Lymph is a thin, clear fluid that circulates throughout the body to remove wastes, bacteria, and other substances from tissues. Edema is the buildup of excess fluid. So lymphedema occurs when too much lymph collects in any area of the body. If lymphedema develops in people who’ve been treated for breast cancer, it usually occurs in the arm and hand, but sometimes it affects the breast, underarm, chest, trunk, and/or back.
Why does lymphedema happen? As part of their surgery, many people with breast cancer have at least two or three lymph nodes removed from under the arm (sentinel lymph node biopsy), and sometimes many more nodes (axillary lymph node dissection). If the cancer has spread, it has most likely moved into to those underarm lymph nodes first because they drain lymph from the breast. Many people also need radiation therapy to the chest area and/or underarm. Surgery and radiation can cut off or damage some of the nodes and vessels through which lymph moves.

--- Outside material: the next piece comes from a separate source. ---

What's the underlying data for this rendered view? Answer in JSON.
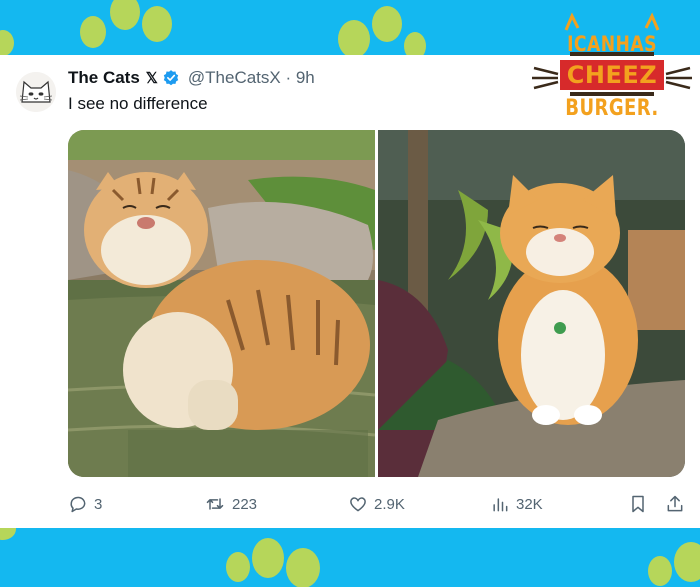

Over time, the flow of lymph can overwhelm the remaining pathways, resulting in a backup of fluid into the body’s tissues.
For information on the Torrance Memorial Medical Center Lymphadema Program please visit: www.torrancememorial.org/Rehabilitation/Cancer_Rehabilitation.aspx
For information on the Providence Little Company of Mary Medical Center Torrance program please visit: http://california.providence.org/torrance/services/rehabilitation/